The game would come down to a 4th & 19. The Sun Devils were on the Stanford side of the 50 yard line, but out of field goal range. Jones bought time in the pocket, and looked left, where inexplicably, the Cardinal secondary had let Badger get behind them.

Jones let the ball fly, and for a moment in time, it looked as if the maligned quarterback would connect with his top target and rescue the day for the Sun Devils.

Then the ball reached Badger. An errant throw. Sailing out of bounds. That was until Badger’s right hand shot into the air, and he secured a remarkable catch, corkscrewing his body against the boundary at the 1-yard line.

But David Shaw was not convinced Badger had gotten a foot down in the field of play and ran out to the numbers at the 20-yard line to call timeout. There was a look of smug confidence on Shaw’s face as he asked for a replay review, indicating he knew what the rest of Stanford Stadium was about to find out. Badger’s toes were on the white. Turnover on downs. Ballgame.

“I thought I was in, fully,” Badger recalled. “I thought I really scored at the time the way my momentum was moving, but yeah I thought I was in.”
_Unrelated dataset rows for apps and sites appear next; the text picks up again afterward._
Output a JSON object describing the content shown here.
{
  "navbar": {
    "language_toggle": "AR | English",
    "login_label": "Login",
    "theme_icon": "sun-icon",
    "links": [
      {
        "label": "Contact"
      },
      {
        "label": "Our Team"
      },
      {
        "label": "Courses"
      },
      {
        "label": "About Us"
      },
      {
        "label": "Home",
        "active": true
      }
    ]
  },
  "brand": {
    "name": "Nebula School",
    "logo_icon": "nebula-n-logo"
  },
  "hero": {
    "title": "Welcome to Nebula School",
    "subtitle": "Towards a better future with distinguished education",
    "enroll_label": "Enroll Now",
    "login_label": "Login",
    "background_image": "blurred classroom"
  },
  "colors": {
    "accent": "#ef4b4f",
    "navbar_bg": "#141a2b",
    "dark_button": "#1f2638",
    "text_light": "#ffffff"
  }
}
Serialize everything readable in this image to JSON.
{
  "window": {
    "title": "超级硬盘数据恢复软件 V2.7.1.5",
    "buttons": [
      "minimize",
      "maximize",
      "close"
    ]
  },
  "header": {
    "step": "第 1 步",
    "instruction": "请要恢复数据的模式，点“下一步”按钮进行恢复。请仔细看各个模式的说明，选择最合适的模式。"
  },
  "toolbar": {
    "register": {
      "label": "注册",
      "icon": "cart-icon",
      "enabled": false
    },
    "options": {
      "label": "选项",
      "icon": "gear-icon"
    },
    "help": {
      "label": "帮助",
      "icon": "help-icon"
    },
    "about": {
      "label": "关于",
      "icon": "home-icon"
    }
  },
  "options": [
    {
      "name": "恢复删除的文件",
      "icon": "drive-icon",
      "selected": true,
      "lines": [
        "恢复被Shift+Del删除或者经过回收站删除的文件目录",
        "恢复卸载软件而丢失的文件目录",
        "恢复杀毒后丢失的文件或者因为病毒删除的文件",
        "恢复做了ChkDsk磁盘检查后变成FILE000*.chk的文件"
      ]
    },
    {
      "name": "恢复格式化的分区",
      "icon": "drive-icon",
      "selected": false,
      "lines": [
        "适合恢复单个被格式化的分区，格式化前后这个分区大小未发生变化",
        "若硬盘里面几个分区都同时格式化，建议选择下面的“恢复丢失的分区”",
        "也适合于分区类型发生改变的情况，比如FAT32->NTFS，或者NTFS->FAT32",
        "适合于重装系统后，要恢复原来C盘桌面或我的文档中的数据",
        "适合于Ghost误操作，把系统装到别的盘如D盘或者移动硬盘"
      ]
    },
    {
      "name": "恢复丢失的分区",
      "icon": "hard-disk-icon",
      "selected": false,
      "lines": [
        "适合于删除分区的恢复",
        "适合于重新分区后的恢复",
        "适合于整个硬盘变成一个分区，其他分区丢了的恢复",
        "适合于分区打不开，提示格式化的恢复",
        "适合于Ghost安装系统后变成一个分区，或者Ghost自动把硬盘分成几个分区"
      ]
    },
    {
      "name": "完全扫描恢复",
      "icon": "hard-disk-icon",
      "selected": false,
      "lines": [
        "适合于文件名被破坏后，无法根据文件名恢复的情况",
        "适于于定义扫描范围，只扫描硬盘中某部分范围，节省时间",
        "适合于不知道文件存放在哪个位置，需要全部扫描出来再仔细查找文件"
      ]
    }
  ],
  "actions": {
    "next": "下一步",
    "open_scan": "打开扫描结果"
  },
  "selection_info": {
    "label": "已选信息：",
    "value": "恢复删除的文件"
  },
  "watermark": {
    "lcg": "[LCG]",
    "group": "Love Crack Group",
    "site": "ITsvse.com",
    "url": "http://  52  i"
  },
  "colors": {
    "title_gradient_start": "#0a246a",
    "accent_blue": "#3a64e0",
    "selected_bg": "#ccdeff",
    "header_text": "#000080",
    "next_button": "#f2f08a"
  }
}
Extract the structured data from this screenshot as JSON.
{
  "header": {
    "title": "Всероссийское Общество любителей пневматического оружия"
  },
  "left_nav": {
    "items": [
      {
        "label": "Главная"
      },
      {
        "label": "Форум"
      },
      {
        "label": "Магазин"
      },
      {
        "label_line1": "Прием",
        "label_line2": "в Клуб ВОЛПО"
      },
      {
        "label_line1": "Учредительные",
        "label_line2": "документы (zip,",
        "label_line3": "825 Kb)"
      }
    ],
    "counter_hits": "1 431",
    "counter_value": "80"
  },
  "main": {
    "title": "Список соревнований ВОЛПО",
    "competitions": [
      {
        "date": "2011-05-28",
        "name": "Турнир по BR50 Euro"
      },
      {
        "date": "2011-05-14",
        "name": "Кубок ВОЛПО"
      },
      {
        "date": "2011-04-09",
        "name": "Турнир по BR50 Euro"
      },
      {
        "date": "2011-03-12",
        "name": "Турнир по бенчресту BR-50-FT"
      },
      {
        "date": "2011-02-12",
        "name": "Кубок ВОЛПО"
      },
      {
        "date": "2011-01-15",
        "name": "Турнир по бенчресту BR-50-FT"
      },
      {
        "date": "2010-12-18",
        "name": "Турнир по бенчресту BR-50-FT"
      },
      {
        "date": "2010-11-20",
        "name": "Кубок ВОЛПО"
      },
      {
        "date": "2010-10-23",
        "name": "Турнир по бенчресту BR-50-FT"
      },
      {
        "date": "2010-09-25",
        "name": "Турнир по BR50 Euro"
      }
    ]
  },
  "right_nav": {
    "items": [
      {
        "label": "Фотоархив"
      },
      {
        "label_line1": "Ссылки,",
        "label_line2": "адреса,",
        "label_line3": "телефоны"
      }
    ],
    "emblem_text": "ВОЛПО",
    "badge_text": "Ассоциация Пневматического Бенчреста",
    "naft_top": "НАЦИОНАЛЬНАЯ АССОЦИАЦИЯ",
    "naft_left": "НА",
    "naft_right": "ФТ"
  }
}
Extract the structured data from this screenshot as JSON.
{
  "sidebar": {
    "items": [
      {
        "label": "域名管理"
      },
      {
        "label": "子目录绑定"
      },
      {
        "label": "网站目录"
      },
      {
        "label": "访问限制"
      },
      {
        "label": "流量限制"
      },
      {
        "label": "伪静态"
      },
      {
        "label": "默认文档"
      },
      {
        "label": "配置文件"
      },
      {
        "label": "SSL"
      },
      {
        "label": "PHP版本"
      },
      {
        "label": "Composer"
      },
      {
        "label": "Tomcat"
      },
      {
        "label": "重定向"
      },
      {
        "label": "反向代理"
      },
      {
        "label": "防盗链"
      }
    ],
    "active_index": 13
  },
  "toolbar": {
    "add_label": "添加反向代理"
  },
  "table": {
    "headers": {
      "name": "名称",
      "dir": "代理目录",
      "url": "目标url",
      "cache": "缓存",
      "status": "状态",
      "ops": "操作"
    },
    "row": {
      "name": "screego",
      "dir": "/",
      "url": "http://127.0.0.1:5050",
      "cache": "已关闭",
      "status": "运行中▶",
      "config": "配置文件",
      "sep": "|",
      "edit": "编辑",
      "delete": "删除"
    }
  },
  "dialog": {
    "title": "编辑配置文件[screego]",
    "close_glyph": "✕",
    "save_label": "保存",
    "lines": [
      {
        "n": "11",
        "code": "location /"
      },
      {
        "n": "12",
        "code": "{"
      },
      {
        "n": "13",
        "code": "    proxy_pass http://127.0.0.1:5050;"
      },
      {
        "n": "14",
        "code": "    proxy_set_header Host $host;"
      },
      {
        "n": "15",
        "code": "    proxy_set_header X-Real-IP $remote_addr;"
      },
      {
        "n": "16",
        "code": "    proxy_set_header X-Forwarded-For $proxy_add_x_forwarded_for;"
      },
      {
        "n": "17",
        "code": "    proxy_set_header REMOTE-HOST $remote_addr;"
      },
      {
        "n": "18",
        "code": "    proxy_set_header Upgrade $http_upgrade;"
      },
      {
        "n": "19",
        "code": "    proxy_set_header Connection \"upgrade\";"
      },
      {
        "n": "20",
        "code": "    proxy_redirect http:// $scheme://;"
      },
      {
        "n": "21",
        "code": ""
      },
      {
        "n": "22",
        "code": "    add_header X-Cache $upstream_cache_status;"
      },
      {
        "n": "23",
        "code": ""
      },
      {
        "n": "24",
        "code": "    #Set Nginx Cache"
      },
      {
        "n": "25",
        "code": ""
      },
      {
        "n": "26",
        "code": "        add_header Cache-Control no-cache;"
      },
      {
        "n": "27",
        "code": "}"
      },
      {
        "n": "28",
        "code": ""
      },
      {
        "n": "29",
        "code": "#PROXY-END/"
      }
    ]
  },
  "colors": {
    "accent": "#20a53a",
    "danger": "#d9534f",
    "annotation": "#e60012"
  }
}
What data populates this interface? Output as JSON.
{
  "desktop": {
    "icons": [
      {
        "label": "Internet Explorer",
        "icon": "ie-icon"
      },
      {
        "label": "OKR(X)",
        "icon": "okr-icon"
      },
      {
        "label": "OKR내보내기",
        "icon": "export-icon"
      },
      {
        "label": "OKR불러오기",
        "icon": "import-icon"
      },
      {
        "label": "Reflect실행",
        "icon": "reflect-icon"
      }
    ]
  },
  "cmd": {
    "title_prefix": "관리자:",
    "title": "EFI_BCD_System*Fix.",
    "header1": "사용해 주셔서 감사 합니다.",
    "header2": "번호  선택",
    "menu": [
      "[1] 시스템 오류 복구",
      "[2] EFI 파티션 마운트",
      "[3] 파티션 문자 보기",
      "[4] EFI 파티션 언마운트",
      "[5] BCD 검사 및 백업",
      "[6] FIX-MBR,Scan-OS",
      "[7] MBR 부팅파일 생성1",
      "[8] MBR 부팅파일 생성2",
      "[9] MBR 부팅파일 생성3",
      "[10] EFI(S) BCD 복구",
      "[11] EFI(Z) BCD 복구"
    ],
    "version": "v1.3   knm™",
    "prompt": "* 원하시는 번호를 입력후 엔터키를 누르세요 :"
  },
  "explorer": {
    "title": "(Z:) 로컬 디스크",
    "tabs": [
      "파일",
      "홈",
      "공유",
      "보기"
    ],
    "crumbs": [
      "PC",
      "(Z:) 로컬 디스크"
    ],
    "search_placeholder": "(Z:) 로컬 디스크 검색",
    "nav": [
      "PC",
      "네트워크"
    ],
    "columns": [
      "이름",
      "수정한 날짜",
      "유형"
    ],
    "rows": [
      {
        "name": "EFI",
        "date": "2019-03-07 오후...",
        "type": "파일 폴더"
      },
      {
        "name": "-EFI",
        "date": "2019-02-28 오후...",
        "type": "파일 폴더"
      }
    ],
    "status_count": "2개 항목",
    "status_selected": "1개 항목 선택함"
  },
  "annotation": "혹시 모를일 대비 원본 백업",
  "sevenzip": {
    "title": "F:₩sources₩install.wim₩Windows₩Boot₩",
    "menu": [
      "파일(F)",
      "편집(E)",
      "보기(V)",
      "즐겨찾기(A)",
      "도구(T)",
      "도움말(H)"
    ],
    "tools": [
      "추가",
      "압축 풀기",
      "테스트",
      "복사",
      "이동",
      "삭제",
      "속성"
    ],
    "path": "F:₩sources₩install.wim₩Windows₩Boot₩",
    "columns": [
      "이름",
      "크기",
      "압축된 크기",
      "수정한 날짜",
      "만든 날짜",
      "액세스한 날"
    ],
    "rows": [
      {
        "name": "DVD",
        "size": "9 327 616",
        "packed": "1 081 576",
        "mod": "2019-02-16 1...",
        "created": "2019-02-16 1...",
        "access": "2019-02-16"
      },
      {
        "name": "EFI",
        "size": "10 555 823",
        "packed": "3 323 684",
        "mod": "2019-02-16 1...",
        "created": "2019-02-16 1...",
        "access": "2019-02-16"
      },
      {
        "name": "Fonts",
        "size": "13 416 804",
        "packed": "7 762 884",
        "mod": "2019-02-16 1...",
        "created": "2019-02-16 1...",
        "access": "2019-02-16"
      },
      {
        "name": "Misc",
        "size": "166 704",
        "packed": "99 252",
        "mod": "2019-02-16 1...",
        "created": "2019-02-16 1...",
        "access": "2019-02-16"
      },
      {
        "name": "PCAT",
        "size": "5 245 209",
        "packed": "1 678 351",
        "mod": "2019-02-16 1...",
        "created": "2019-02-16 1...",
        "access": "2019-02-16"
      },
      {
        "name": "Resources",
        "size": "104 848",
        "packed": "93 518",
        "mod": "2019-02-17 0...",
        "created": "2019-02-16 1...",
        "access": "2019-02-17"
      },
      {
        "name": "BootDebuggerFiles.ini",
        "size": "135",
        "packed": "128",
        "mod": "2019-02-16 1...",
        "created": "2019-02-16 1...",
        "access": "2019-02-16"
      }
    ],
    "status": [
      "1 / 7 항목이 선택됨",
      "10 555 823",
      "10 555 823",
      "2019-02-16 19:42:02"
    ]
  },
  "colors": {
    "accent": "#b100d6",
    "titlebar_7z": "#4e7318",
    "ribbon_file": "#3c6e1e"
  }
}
Call a spade a spade, an accurate pass wins the game and turns the tide of an emotional season with back-to-back victories. It also puts Aguano squarely in the race to contend for the head coaching position next year. Arizona State maybe even competes for a bowl game, which would be one of the best accomplishments in program history considering the tumult of the past three seasons.

Instead, Jones misfired. Would Bourguet have hit the pass? There is no way to tell, but perhaps that is what will frustrate the fan base the most. Maybe Aguano’s philosophy will change this week.